He entered the service of Tudor diplomats and travelled to the most splendid royal courts of Europe. His fortune made, he bought a mansion house in Conwy for £200 and between 1576 and 1585 turned it into a celebration of his life, times and wealth.
Gwydir Castle is an ancient Welsh house situated in the beautiful Conwy Valley, in the foothills of Snowdonia.
Regarded as one of the finest Tudor houses in Wales, the castle was formerly the ancestral home of the powerful Wynn family.
By 1994, the house and garden and fallen into dereliction. Its restoration has taken over twenty years to complete and is still a work-in-progress by its current owners. Deeply evocative and atmospheric, it is a unique experience in country house visiting.
Gwydir was given the highest rating (4 stars) by Simon Jenkins in his book ‘Wales, Churches, Houses, Castles.’
Set on the shores of the Menai Strait amidst breathtakingly beautiful scenery, this elegant house was redesigned by James Wyatt in the 18th century. The 1930s restyled interior is famous for its Rex Whistler association and contains his exquisite romantic mural and the largest exhibition of his works.
There’s a fine spring garden and Australasian arboretum, with an understorey of shrubs and wild flowers, an italianate-style summer terrace, and massed hydrangeas which give autumn colour.
Sitting on a dramatic escarpment above the winding Clywedog river, Erddig tells the 250-year story of a gentry family’s relationship with its servants.
A large collection of servants’ portraits and carefully preserved rooms capture their lives in the early 20th century, while upstairs is a treasure trove of fine furniture, textiles and wallpapers. Outdoors lies a fully restored 18th-century garden, with trained fruit trees, exuberant annual herbaceous borders, avenues of pleached limes, formal hedges and a nationally important collection of ivies.
Owned by the Pennant family, Penrhyn is a key example of how wealth derived from slavery shaped the built environment of Wales and underpinned local working histories. A staunch anti-abolitionist, Richard Pennant’s fortune – acquired from sugar plantations in Jamaica that used enslaved labour – funded roads, railways, schools, hotels, workers’ houses, churches and farms in North Wales. The Penrhyn Slate Quarry and Port Penrhyn, established by the Pennants, dominated the Welsh slate industry for almost 150 years.

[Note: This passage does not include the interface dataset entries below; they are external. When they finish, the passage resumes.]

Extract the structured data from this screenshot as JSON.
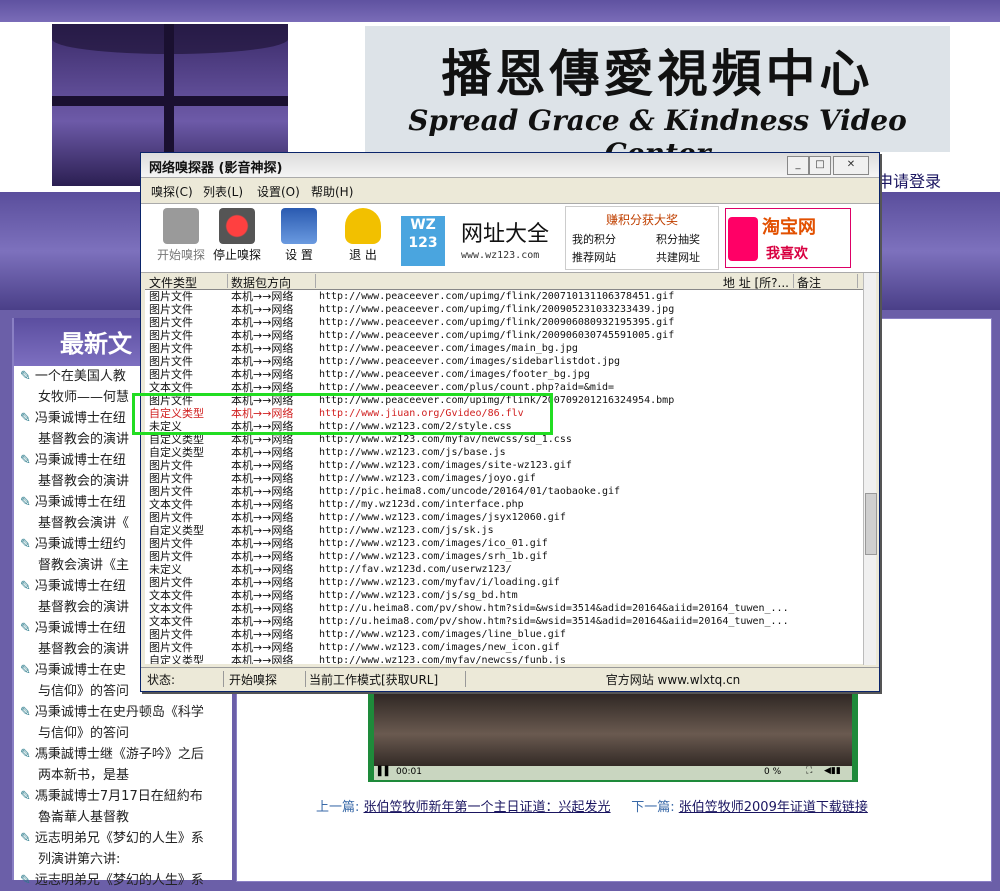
{
  "site": {
    "banner_cn": "播恩傳愛視頻中心",
    "banner_en": "Spread Grace & Kindness Video Center",
    "login_link": "申请登录",
    "left_heading": "最新文",
    "news_items": [
      "一个在美国人教",
      "女牧师——何慧",
      "冯秉诚博士在纽",
      "基督教会的演讲",
      "冯秉诚博士在纽",
      "基督教会的演讲",
      "冯秉诚博士在纽",
      "基督教会演讲《",
      "冯秉诚博士纽约",
      "督教会演讲《主",
      "冯秉诚博士在纽",
      "基督教会的演讲",
      "冯秉诚博士在纽",
      "基督教会的演讲",
      "冯秉诚博士在史",
      "与信仰》的答问",
      "冯秉诚博士在史丹顿岛《科学",
      "与信仰》的答问",
      "馮秉誠博士继《游子吟》之后",
      "两本新书，是基",
      "馮秉誠博士7月17日在紐約布",
      "魯崙華人基督教",
      "远志明弟兄《梦幻的人生》系",
      "列演讲第六讲:",
      "远志明弟兄《梦幻的人生》系"
    ],
    "prev_label": "上一篇:",
    "prev_link": "张伯笠牧师新年第一个主日证道：兴起发光",
    "next_label": "下一篇:",
    "next_link": "张伯笠牧师2009年证道下载链接",
    "video_time": "00:01",
    "video_volume": "0 %"
  },
  "sniffer": {
    "title": "网络嗅探器 (影音神探)",
    "menus": [
      "嗅探(C)",
      "列表(L)",
      "设置(O)",
      "帮助(H)"
    ],
    "tools": {
      "start": "开始嗅探",
      "stop": "停止嗅探",
      "settings": "设 置",
      "exit": "退 出"
    },
    "ad_wz123": {
      "logo_line1": "WZ",
      "logo_line2": "123",
      "title": "网址大全",
      "url": "www.wz123.com"
    },
    "ad_points": {
      "heading": "赚积分获大奖",
      "a": "我的积分",
      "b": "积分抽奖",
      "c": "推荐网站",
      "d": "共建网址"
    },
    "ad_taobao": {
      "t1": "淘宝网",
      "t2": "我喜欢"
    },
    "columns": [
      "文件类型",
      "数据包方向",
      "地 址 [所?...",
      "备注"
    ],
    "rows": [
      {
        "type": "图片文件",
        "dir": "本机→→网络",
        "url": "http://www.peaceever.com/upimg/flink/200710131106378451.gif"
      },
      {
        "type": "图片文件",
        "dir": "本机→→网络",
        "url": "http://www.peaceever.com/upimg/flink/200905231033233439.jpg"
      },
      {
        "type": "图片文件",
        "dir": "本机→→网络",
        "url": "http://www.peaceever.com/upimg/flink/200906080932195395.gif"
      },
      {
        "type": "图片文件",
        "dir": "本机→→网络",
        "url": "http://www.peaceever.com/upimg/flink/200906030745591005.gif"
      },
      {
        "type": "图片文件",
        "dir": "本机→→网络",
        "url": "http://www.peaceever.com/images/main_bg.jpg"
      },
      {
        "type": "图片文件",
        "dir": "本机→→网络",
        "url": "http://www.peaceever.com/images/sidebarlistdot.jpg"
      },
      {
        "type": "图片文件",
        "dir": "本机→→网络",
        "url": "http://www.peaceever.com/images/footer_bg.jpg"
      },
      {
        "type": "文本文件",
        "dir": "本机→→网络",
        "url": "http://www.peaceever.com/plus/count.php?aid=&mid="
      },
      {
        "type": "图片文件",
        "dir": "本机→→网络",
        "url": "http://www.peaceever.com/upimg/flink/200709201216324954.bmp"
      },
      {
        "type": "自定义类型",
        "dir": "本机→→网络",
        "url": "http://www.jiuan.org/Gvideo/86.flv",
        "highlight": true
      },
      {
        "type": "未定义",
        "dir": "本机→→网络",
        "url": "http://www.wz123.com/2/style.css"
      },
      {
        "type": "自定义类型",
        "dir": "本机→→网络",
        "url": "http://www.wz123.com/myfav/newcss/sd_1.css"
      },
      {
        "type": "自定义类型",
        "dir": "本机→→网络",
        "url": "http://www.wz123.com/js/base.js"
      },
      {
        "type": "图片文件",
        "dir": "本机→→网络",
        "url": "http://www.wz123.com/images/site-wz123.gif"
      },
      {
        "type": "图片文件",
        "dir": "本机→→网络",
        "url": "http://www.wz123.com/images/joyo.gif"
      },
      {
        "type": "图片文件",
        "dir": "本机→→网络",
        "url": "http://pic.heima8.com/uncode/20164/01/taobaoke.gif"
      },
      {
        "type": "文本文件",
        "dir": "本机→→网络",
        "url": "http://my.wz123d.com/interface.php"
      },
      {
        "type": "图片文件",
        "dir": "本机→→网络",
        "url": "http://www.wz123.com/images/jsyx12060.gif"
      },
      {
        "type": "自定义类型",
        "dir": "本机→→网络",
        "url": "http://www.wz123.com/js/sk.js"
      },
      {
        "type": "图片文件",
        "dir": "本机→→网络",
        "url": "http://www.wz123.com/images/ico_01.gif"
      },
      {
        "type": "图片文件",
        "dir": "本机→→网络",
        "url": "http://www.wz123.com/images/srh_1b.gif"
      },
      {
        "type": "未定义",
        "dir": "本机→→网络",
        "url": "http://fav.wz123d.com/userwz123/"
      },
      {
        "type": "图片文件",
        "dir": "本机→→网络",
        "url": "http://www.wz123.com/myfav/i/loading.gif"
      },
      {
        "type": "文本文件",
        "dir": "本机→→网络",
        "url": "http://www.wz123.com/js/sg_bd.htm"
      },
      {
        "type": "文本文件",
        "dir": "本机→→网络",
        "url": "http://u.heima8.com/pv/show.htm?sid=&wsid=3514&adid=20164&aiid=20164_tuwen_..."
      },
      {
        "type": "文本文件",
        "dir": "本机→→网络",
        "url": "http://u.heima8.com/pv/show.htm?sid=&wsid=3514&adid=20164&aiid=20164_tuwen_..."
      },
      {
        "type": "图片文件",
        "dir": "本机→→网络",
        "url": "http://www.wz123.com/images/line_blue.gif"
      },
      {
        "type": "图片文件",
        "dir": "本机→→网络",
        "url": "http://www.wz123.com/images/new_icon.gif"
      },
      {
        "type": "自定义类型",
        "dir": "本机→→网络",
        "url": "http://www.wz123.com/myfav/newcss/funb.js"
      }
    ],
    "status": {
      "state_label": "状态:",
      "state_value": "开始嗅探",
      "mode": "当前工作模式[获取URL]",
      "site": "官方网站 www.wlxtq.cn"
    },
    "highlight_color": "#22dd22"
  }
}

Penrhyn Castle’s vast rooms, rich neo-Norman architecture and opulent furnishings are steeped in these colonial histories.
The 19th-century house at Kinmel Park sits prominently in its landscape park which was a deer park in the 17th century. There is a well-preserved late-19th-century formal garden, probably designed by William Nesfield. A walled garden, associated with the 17th-century house, Old Kinmel, acted as an extension of the pleasure garden in the 19th century.
Early records show that Bodnant (which in Welsh means ‘dwelling by a stream’) was home to the Lloyd family from the reign of James 1, passing by marriage to the Forbes family in the mid 1700s. In 1792 Colonel Forbes built an Italianate mansion to replace an earlier house and developed the parkland around Bodnant Hall, in English Landscape style.
On Colonel Forbes’ death in 1820 the estate passed by marriage again to William Hanmer of Bettisfield Park in Flintshire. Hanmer made his own improvements, building the present Old Mill between 1828 and 1837, and extending the garden around the mansion house.
Castle Deudraeth, Portmeirion
The construction of Castell Deudraeth was recorded in 1188 by Gerald of Wales, who wrote: “We crossed the Traeth mawr and the Traeth Bychan. These are two arms of the sea, one large and one small. Two stone castles have been built there recently. The one called Castell Deudraeth belongs to the sons of Cynan and is situated in the Eifionydd area, facing the northern Mountains.”
Castell Deudraeth was referenced again by the 17th century philologist, geologist, natural historian and keeper of the Ashmolean Museum in Oxford, Edward Lhuyd in 1700. Lhuyd recorded the name as Aber Iâ, stating ” The Castle of Aber Iâ yet stood in ruined form overlooking the south western extremity of the peninsula”.